RANGOON — As elections near and Burma’s leading lady, opposition leader Aung San Suu Kyi, is still categorically barred from the country’s highest office, more and more political onlookers are raising the question of what role women will play in designing future policy.
Lway Aye Nang has some ideas, not just about how to increase women’s participation in guiding the country through its transition to democracy, but about how to make that participation both lasting and meaningful.
As head of the Women Leadership Program (WLP), a project of the NGO Educational Initiatives, which she helped to found in 2008, Lway Aye Nang travels to some of Burma’s most remote areas to scout for promising political talent. WLP offers training and support for ambitious young women seeking nominations in their constituencies, regardless of party affiliation.
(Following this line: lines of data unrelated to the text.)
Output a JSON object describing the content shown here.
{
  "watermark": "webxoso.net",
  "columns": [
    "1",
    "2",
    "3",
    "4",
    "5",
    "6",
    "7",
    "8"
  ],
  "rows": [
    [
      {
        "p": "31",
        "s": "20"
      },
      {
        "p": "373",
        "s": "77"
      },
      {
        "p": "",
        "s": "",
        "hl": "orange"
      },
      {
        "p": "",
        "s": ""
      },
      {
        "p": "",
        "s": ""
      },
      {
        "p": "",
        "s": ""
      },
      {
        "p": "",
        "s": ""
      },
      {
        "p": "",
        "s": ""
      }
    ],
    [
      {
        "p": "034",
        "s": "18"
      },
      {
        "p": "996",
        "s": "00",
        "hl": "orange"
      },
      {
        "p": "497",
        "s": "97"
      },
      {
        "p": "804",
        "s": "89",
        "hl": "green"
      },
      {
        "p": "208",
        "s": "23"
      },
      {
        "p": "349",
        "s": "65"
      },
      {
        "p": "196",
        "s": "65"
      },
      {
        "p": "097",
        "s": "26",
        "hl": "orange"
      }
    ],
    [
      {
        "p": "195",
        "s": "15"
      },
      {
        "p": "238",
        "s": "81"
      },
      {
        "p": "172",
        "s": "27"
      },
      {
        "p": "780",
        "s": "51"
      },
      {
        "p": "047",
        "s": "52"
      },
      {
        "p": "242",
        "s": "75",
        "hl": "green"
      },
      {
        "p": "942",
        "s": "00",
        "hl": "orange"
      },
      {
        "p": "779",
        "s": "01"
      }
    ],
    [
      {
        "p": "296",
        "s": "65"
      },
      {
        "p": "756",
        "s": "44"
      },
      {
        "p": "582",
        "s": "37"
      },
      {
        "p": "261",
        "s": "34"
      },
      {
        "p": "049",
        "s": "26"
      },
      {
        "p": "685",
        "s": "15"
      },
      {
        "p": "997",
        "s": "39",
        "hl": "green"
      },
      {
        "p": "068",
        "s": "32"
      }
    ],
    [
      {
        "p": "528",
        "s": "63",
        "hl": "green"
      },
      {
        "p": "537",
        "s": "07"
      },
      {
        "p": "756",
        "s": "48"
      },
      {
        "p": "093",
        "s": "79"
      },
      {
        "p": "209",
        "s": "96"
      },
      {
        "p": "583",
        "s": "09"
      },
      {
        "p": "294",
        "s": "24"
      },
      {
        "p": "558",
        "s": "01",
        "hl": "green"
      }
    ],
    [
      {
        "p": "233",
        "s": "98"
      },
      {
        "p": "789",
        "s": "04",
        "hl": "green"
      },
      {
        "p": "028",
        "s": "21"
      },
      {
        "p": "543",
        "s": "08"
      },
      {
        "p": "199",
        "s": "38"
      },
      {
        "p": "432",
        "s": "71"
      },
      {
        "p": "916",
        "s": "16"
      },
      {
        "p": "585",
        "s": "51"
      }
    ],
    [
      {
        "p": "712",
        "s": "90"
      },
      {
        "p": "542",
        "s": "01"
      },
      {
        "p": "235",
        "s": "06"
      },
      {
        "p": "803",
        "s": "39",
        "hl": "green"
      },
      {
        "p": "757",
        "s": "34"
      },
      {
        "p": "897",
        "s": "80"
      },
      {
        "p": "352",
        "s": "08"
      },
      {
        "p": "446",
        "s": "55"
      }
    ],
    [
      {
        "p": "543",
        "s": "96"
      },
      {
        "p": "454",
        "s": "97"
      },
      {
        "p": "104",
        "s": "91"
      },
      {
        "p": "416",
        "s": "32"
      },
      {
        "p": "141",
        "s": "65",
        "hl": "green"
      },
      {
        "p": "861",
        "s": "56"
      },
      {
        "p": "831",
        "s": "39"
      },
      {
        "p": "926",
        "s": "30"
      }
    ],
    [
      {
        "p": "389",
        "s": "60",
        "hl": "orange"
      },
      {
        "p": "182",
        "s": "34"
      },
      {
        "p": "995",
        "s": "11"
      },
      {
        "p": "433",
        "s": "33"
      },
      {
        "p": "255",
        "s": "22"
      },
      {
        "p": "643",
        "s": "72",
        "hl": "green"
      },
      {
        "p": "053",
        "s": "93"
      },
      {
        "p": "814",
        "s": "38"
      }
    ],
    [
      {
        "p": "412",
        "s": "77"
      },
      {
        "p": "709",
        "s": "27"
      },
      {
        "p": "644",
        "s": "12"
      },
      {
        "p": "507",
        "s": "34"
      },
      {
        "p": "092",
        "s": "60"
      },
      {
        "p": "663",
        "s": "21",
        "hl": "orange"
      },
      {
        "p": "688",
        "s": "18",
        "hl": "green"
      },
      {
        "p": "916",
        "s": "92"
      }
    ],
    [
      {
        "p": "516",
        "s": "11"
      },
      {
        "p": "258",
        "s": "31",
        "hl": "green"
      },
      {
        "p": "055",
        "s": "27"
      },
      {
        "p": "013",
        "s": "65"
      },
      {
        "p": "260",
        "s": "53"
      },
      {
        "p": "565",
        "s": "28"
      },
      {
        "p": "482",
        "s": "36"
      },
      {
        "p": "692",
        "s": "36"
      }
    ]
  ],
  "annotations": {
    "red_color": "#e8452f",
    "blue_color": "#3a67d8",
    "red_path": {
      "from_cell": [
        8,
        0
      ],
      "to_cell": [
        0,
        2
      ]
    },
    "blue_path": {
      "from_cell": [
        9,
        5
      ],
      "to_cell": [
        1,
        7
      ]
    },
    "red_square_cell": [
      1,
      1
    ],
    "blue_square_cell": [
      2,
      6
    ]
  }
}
Women are not allowed to question.
Lway Aye Nang is ethnic Palaung, also known as Ta’ang, a minority that mostly lives in northern Shan State, eastern Burma. During her years living in exile in northern Thailand, she found herself increasingly involved in a growing movement to promote gender equality in Burma and among exile communities.
When she was finally able to return to her home country in 2013, her mission was clear. Burma’s political reforms and opening seemed to be a golden opportunity for women to take the reins and have a say in their country’s future. Lway Aye Nang was determined to help prepare the nation’s women for power in any way she could.
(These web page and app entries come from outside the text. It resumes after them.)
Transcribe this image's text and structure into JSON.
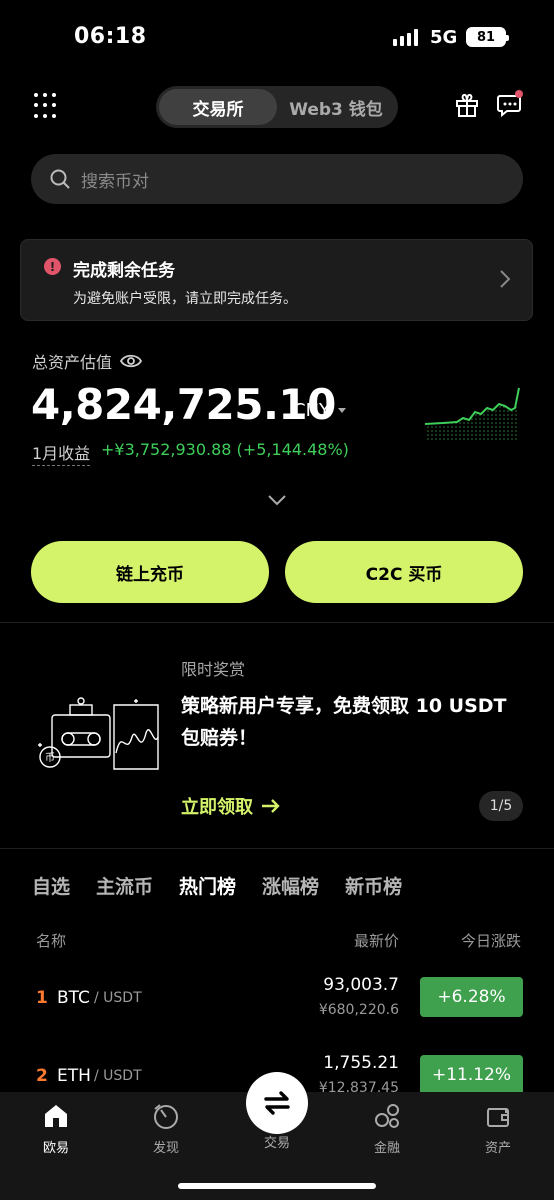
{
  "status_bar": {
    "time": "06:18",
    "network": "5G",
    "battery": "81"
  },
  "header": {
    "segments": [
      "交易所",
      "Web3 钱包"
    ],
    "active_segment": "交易所"
  },
  "search": {
    "placeholder": "搜索币对"
  },
  "task_banner": {
    "title": "完成剩余任务",
    "subtitle": "为避免账户受限，请立即完成任务。"
  },
  "assets": {
    "label": "总资产估值",
    "value": "4,824,725.10",
    "currency": "CNY",
    "pnl_label": "1月收益",
    "pnl_value": "+¥3,752,930.88 (+5,144.48%)"
  },
  "actions": {
    "deposit_label": "链上充币",
    "c2c_label": "C2C 买币"
  },
  "promo": {
    "tag": "限时奖赏",
    "title": "策略新用户专享，免费领取 10 USDT 包赔券！",
    "cta": "立即领取",
    "page": "1/5"
  },
  "market_tabs": [
    "自选",
    "主流币",
    "热门榜",
    "涨幅榜",
    "新币榜"
  ],
  "active_market_tab": "热门榜",
  "table": {
    "headers": {
      "name": "名称",
      "price": "最新价",
      "change": "今日涨跌"
    },
    "rows": [
      {
        "rank": "1",
        "symbol": "BTC",
        "quote": "/ USDT",
        "price": "93,003.7",
        "fiat": "¥680,220.6",
        "change": "+6.28%"
      },
      {
        "rank": "2",
        "symbol": "ETH",
        "quote": "/ USDT",
        "price": "1,755.21",
        "fiat": "¥12,837.45",
        "change": "+11.12%"
      }
    ]
  },
  "bottom_nav": [
    "欧易",
    "发现",
    "交易",
    "金融",
    "资产"
  ],
  "colors": {
    "accent": "#d4f36a",
    "positive": "#3ecf5a",
    "badge": "#3fa04e",
    "rank": "#ff7a2f"
  }
}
“We train women to be productive leaders,” she told The Irrawaddy during a recent interview, “but we have found a lot of challenges.” Many of the communities she works in are so culturally unexposed to the idea of women’s empowerment that the mere phrase elicits fear and confusion. Lway Aye Nang said she had experienced such responses in several parts of the country; in Sagaing and Irrawaddy divisions, and Karenni and Chin states.
She attributed this apprehension to deep-seated cultural views, whereby women simply are not seen as critical thinkers or decision-makers.
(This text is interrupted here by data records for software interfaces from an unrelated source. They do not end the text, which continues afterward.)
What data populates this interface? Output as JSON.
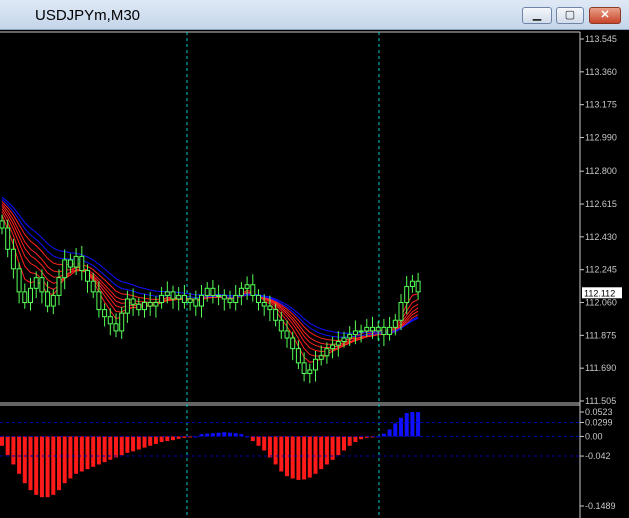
{
  "window": {
    "title": "USDJPYm,M30",
    "minimize_glyph": "▁",
    "maximize_glyph": "▢",
    "close_glyph": "✕"
  },
  "colors": {
    "background": "#000000",
    "axis": "#c8c8c8",
    "grid": "#00c8c8",
    "bull_candle": "#55ff55",
    "ribbon": "#ff2020",
    "histogram_negative": "#ff1a1a",
    "histogram_positive": "#1010ff",
    "price_label_bg": "#ffffff",
    "zero_line": "#0000aa"
  },
  "price_axis": {
    "ticks": [
      "113.545",
      "113.360",
      "113.175",
      "112.990",
      "112.800",
      "112.615",
      "112.430",
      "112.245",
      "112.060",
      "111.875",
      "111.690",
      "111.505"
    ],
    "current_price": "112.112"
  },
  "indicator_axis": {
    "ticks": [
      "0.0523",
      "0.0299",
      "0.00",
      "-0.042",
      "-0.1489"
    ]
  },
  "chart_data": {
    "type": "candlestick",
    "symbol": "USDJPYm",
    "timeframe": "M30",
    "price_range": [
      111.505,
      113.545
    ],
    "closes": [
      112.48,
      112.36,
      112.25,
      112.12,
      112.06,
      112.14,
      112.2,
      112.12,
      112.04,
      112.1,
      112.2,
      112.3,
      112.26,
      112.32,
      112.24,
      112.18,
      112.12,
      112.02,
      111.98,
      111.94,
      111.9,
      112.0,
      112.08,
      112.05,
      112.02,
      112.06,
      112.04,
      112.06,
      112.1,
      112.12,
      112.08,
      112.1,
      112.06,
      112.08,
      112.04,
      112.1,
      112.14,
      112.1,
      112.1,
      112.08,
      112.06,
      112.1,
      112.14,
      112.16,
      112.1,
      112.06,
      112.04,
      112.02,
      111.96,
      111.9,
      111.86,
      111.8,
      111.72,
      111.66,
      111.68,
      111.74,
      111.76,
      111.8,
      111.82,
      111.84,
      111.86,
      111.88,
      111.9,
      111.9,
      111.92,
      111.9,
      111.92,
      111.88,
      111.92,
      111.96,
      112.06,
      112.15,
      112.18,
      112.12
    ],
    "histogram_range": [
      -0.1489,
      0.0523
    ],
    "histogram": [
      -0.02,
      -0.04,
      -0.06,
      -0.08,
      -0.1,
      -0.115,
      -0.125,
      -0.13,
      -0.13,
      -0.125,
      -0.115,
      -0.1,
      -0.09,
      -0.08,
      -0.075,
      -0.07,
      -0.065,
      -0.06,
      -0.055,
      -0.05,
      -0.045,
      -0.04,
      -0.035,
      -0.032,
      -0.028,
      -0.024,
      -0.02,
      -0.016,
      -0.012,
      -0.01,
      -0.008,
      -0.005,
      -0.003,
      -0.002,
      0.0,
      0.005,
      0.006,
      0.007,
      0.008,
      0.009,
      0.008,
      0.007,
      0.005,
      0.0,
      -0.01,
      -0.02,
      -0.03,
      -0.045,
      -0.06,
      -0.075,
      -0.085,
      -0.09,
      -0.093,
      -0.092,
      -0.088,
      -0.08,
      -0.07,
      -0.06,
      -0.05,
      -0.04,
      -0.03,
      -0.02,
      -0.012,
      -0.006,
      -0.003,
      -0.001,
      0.0,
      0.006,
      0.015,
      0.028,
      0.04,
      0.05,
      0.0523,
      0.052
    ]
  }
}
“Women are not allowed to question,” she said, a problem prevalent in most parts of the country, regardless of ethnicity or religion. While new initiatives have sprung up in some areas to empower women and introduce the idea of women’s leadership, Lway Aye Nang said she has observed weaknesses in implementation whereby “outside forces” have encouraged inclusion but done little to support actual equality. The few women who are able to enter politics are often unable to advance within their parties, still limited by men sitting at the top.
Quotas could offer a partial solution, she said, but they need to be addressed in the form of written policy by individual political parties.
“So far, we don’t have those policies,” she said.
Amid increased pressure to at least appear to be moving toward a more egalitarian politics, some political parties in Burma have begun to adopt gender policies. Thus far, however, proposals are geared toward increasing candidacy, not ensuring that positions are actually assumed by women. Furthermore, none of the proposed policies have been written into party charters, and there is no state or national legislation to address the issue.
And the lack of women leaders is an issue in Burma, where only about five percent of union lawmakers are women and sub-national governance figures are even worse, leaving Burma with the lowest proportion of elected women in the entire region. To put that into a less-than-comforting context, only about 22 percent of lawmakers worldwide are women.
Addressing gender disparity is complicated, she said, and ultimately both men and women will need to make a concerted effort to balance things out. While quotas can help to ensure that women are welcome and protected in the political sphere, those elected need to be as prepared and enthusiastic about their work as the men they sit beside.
“Women’s knowledge varies depending on their geographical location,” she observed, pointing out that for someone in her line of work, it is necessary to go to remote places and seek out those who show promise, skill and interest, but may not have the means to compete for the highest levels of authority.
But Lway Aye Nang has no personal ambition to inter parliamentary politics; for now she is content to prepare the next generation of women leaders.
“So far, I feel the need for dissemination of knowledge is far more important than being in the Parliament,” she said.